Julia B. Ballance, MD
Medical Director, Palmetto Health Children's Hospital Outpatient Center
Nothing can ruin your family’s “fun in the sun” faster than one of your loved ones suffering from severe sunburn. Because children are especially vulnerable, we’ve put together some tips to help you protect them during the sunny summer months and beyond.
Facts about sunburn
- Most skin damage from the sun occurs in childhood. Just one severe sunburn in childhood increases a person’s risk of developing skin cancer later in life. But even if you’ve experienced sunburns in the past, it’s never too late to be diligent about taking better care of your skin.
- Sunburns affect everyone. Fair-skinned people are at the highest risk. But even people with dark colored skin, who are naturally less sensitive to the sun, still are at risk for sunburn and should use precautions.
- It’s easy to be fooled by overcast, cooler days. Even then, your child is being exposed to ultraviolet (UV) rays. Try to avoid peak sun time, 10 a.m. to 4 p.m.
- An unprotected child can be sunburned in just 10 to 15 minutes of outdoor play, even on cloudy days.
- The effects of sun exposure may take six hours to be apparent.
- Use a sunscreen. Apply it liberally about 20 minutes before going out into the sunlight; then reapply it every two hours, even on cloudy days, and more often if spending time in or on the water. We recommend a sunscreen made for children with a Sun Protection Factor (SPF) of at least 15. You should use a sunscreen that is broad-spectrum, meaning that it protects against not only UVB rays (the kind that cause sunburn), but also UVA rays (the kind that cause skin cancer). Look for ingredients like zinc oxide, titanium dioxide, sulisobenzone, meradimate (methyl anthanilate), ecamsule (Mexoryl SX), dioxybenzone or avobenzone to ensure the best UVA protection. Be sure the sunscreen is not out of date.

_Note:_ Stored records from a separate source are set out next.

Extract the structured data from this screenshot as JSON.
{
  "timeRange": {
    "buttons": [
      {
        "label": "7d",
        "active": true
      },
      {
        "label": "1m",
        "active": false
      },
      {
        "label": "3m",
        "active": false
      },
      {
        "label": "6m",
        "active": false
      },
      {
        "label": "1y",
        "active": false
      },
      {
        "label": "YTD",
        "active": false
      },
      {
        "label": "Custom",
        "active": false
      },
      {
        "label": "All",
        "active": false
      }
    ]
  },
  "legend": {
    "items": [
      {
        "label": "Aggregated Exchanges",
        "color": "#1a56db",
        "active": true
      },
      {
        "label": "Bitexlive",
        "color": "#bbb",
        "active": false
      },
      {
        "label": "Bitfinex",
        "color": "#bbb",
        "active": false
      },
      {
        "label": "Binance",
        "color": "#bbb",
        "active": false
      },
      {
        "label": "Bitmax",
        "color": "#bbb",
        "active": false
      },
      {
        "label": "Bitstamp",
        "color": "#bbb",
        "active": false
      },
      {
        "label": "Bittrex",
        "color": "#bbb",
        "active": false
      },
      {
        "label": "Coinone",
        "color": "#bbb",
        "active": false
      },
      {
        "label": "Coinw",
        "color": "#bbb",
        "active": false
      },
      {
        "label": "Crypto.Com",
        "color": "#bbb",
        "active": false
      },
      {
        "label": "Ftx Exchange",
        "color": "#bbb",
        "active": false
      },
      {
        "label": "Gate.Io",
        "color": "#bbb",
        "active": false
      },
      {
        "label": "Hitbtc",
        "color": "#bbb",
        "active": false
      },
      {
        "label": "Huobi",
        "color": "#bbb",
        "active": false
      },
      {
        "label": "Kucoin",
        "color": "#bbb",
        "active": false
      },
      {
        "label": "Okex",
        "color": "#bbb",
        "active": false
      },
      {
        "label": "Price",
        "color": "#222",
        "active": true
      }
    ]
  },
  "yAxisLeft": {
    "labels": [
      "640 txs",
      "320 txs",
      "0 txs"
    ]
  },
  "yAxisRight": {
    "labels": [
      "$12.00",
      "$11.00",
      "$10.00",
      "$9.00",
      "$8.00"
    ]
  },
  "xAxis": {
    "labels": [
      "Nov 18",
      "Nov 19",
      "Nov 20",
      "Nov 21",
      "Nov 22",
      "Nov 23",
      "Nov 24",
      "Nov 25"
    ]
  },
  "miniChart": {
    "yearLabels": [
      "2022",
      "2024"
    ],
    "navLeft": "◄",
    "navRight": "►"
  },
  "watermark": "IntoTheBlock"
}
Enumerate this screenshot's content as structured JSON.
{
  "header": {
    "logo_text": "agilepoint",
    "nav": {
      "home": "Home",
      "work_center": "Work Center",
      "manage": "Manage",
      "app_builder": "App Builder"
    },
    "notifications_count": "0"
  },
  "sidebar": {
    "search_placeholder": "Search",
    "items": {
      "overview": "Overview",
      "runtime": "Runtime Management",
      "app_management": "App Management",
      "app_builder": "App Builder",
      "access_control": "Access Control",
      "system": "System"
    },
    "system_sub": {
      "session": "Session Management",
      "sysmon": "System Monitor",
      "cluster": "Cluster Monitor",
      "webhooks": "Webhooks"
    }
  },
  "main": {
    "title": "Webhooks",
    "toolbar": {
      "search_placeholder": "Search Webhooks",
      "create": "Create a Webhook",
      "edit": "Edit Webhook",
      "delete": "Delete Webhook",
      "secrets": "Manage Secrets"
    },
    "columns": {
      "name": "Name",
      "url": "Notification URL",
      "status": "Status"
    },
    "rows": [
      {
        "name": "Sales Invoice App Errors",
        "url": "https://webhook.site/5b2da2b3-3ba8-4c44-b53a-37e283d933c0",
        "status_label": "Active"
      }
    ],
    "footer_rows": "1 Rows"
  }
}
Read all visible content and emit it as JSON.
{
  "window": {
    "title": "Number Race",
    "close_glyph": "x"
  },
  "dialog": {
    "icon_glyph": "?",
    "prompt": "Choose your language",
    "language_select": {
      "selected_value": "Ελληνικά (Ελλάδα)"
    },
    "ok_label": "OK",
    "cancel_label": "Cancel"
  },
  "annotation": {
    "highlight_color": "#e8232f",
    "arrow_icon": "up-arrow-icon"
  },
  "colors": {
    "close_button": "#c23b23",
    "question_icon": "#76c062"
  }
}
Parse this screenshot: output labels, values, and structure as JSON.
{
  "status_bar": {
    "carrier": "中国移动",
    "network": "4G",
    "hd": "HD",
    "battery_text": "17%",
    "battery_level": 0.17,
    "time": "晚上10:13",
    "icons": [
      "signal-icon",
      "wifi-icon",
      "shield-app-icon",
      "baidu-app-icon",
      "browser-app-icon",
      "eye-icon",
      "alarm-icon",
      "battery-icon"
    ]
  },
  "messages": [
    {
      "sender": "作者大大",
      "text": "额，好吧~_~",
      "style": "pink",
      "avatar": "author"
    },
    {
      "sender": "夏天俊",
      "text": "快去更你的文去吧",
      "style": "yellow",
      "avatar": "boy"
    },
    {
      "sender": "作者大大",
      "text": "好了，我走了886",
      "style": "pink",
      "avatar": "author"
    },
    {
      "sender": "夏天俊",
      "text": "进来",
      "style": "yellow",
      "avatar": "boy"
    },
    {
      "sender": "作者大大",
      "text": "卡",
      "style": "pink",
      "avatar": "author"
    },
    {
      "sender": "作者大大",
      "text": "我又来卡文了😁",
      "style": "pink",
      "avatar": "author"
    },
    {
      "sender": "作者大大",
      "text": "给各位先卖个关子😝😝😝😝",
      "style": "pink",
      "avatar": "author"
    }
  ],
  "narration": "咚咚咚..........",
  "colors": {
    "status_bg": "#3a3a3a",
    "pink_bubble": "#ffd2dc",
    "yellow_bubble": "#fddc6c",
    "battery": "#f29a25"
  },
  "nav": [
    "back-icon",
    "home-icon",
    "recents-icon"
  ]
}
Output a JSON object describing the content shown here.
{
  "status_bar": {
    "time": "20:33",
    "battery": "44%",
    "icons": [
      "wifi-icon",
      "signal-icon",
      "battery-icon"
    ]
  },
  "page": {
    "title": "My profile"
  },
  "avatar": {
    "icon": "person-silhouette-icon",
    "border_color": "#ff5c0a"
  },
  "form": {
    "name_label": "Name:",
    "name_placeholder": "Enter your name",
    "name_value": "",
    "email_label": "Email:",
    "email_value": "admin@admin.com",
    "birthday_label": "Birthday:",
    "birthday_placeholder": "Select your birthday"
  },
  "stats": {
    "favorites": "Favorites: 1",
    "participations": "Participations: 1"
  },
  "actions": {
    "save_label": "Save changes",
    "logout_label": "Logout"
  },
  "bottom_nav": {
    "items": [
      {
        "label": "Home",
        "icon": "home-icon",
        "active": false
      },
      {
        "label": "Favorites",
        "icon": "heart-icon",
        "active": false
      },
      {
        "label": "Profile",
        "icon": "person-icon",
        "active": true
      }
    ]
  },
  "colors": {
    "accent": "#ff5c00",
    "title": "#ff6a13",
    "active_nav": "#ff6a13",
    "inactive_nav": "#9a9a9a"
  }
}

- Your child cannot get a sunburn from sitting in or near a window; however, UV rays still penetrate glass—so use sunscreen when traveling moderate to long distances by car.
- If you do not have a sunscreen, dress your child in protective clothing—preferably lightweight cotton clothing with long sleeves—including a brimmed hat and sunglasses with UV protection.
- Seek shade whenever possible; and beware that UV rays will reflect off sand, water, snow, etc.
- Keep babies under six months of age out of direct sunlight. If this is not possible, a small amount of sunscreen may be used on small areas.
- In the event your protections fail and your child is struck with sunburn anyway, here are some things you can do.
- If the sunburn is mild (painful but not blistering), try applying a cool compress or giving your child frequent cool baths. Showering is not recommended, as the jets of water can irritate the burn.
- Medicines such as acetaminophen or ibuprofen may be effective in reducing the pain.
- Be wary of over-the-counter ointments and creams, as these can lead to skin irritation. Older children may find aloe to be soothing.
- Keep your child hydrated. A sunburn can cause fluid loss.
- If your baby is under 1 year of age, call your doctor. A baby’s sunburn could be an emergency.
- If your child is more than 1 year old, consult a doctor if there is intense pain, blistering, headache, nausea, fainting or a fever higher than 101 F.
Finally, don’t be alarmed when the healing burn starts to peel. This is just part of the normal healing process.
For same-day care for minor illnesses such as colds and allergies, visit Palmetto Health’s Mobile Clinic.